by Mal Leary
MPBN news story
AUGUSTA, Maine — Maine could increase the use of solar power for electricity, heating and cooling homes under measures before the state Legislature this year. Among the proposals under consideration, allowing more cooperation between individuals to generate solar energy, and providing rebates to lower costs and improve affordability.
Advocates for solar energy in Maine say that the costs of photo-voltaic panels are going down, and efficiency of the systems is improving. And while at times it seems as though the sun disappears for long periods of time in this part of the U.S., Dylan Voorhees of the Natural Resources Council of Maine says solar power can pay off.
“A solar panel that is installed in Portland Maine is going to generate as much power on an annual basis as that identical panel installed in Houston Texas,” he says.
And that’s one reason why Rep. Sarah Gideon, a Democrat from Freeport and assistant House majority leader, wants to make it easier for larger groups of people to work together to generate solar energy, to use or sell to the power grid. Right now the maximum cooperative effort is six people generating up to 660 kilowatts of electricity. Gideon’s bill would up that to 25 people with a project of 1 megawatt of generating capacity.
“We could be generating a great deal more solar energy for the state than we do right now,” she says. “We are generating about 10 megawatts and we would seek to go up to about 172 megawatts through what this bill would accomplish.”
Sen. Tom Saviello, a Republican from Wilton, is taking a similar approach but focusing it on farmers and rural Maine with the added component of a rebate program to help pay for the upfront costs on buying and installing photo-voltaic arrays.
“It would give incentives for solar panels on the top of a barn, think of the surface area that’s on a barn, or a rural business that may have area on their roofs that they can put this in, will give them the ability to put them in, give them some help putting them in and at the end of the day, if they have excess electricity, would give them the ability to put it back on the grid,” he says.

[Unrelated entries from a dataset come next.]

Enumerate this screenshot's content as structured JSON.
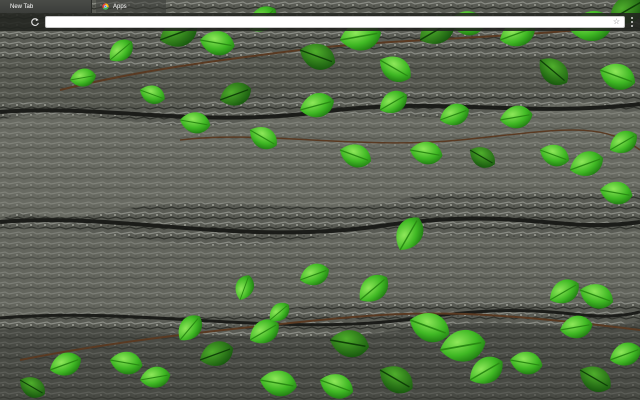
{
  "browser": {
    "tabs": [
      {
        "label": "New Tab",
        "active": true
      },
      {
        "label": "Apps",
        "active": false
      }
    ],
    "omnibox": {
      "value": "",
      "placeholder": ""
    },
    "icons": {
      "reload": "reload-icon",
      "star": "bookmark-star-icon",
      "menu": "menu-icon",
      "apps": "apps-icon"
    }
  },
  "colors": {
    "bark": "#4b4d47",
    "bark_light": "#8a8c84",
    "leaf": "#39b51f",
    "leaf_light": "#7fe04a",
    "toolbar": "#222420"
  }
}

The rebates would come from the Efficiency Maine program, which is funded by a variety of sources including an assessment on electricity and natural gas bills. Rep. Matt Pouilot, an Augusta Republican, is sponsoring a bill that would rewrite the Efficiency Maine law to extend rebates for the installation of solar powered heat pumps, allowing consumers to heat and cool their homes for a fixed cost over the 25-year life expectancy of the system.
“Putting solar panels on a house that are photo-voltaic to run a heat pump that is in that house, effectively generating your own energy to heat in the winter time and heat pumps, remember, also provide air conditioning in the summer time too,” he says.
Pouilot says his bill would also expand the rebate program to help pay for larger solar panel systems, which could provide all of a homeowner’s electrical needs as well as the heat pump system. Voorhees supports the measure.
“It’s a very elegant way for people to harness the basically limitless renewable resource that is the Sun to provide their power and tackle their heating bills at the same time,” he says.
Mike Stoddard, executive director of Efficiency Maine, says the agency would easily be able to include any new policy changes into its future planning. Public hearings on the various solar measures will be held later this year.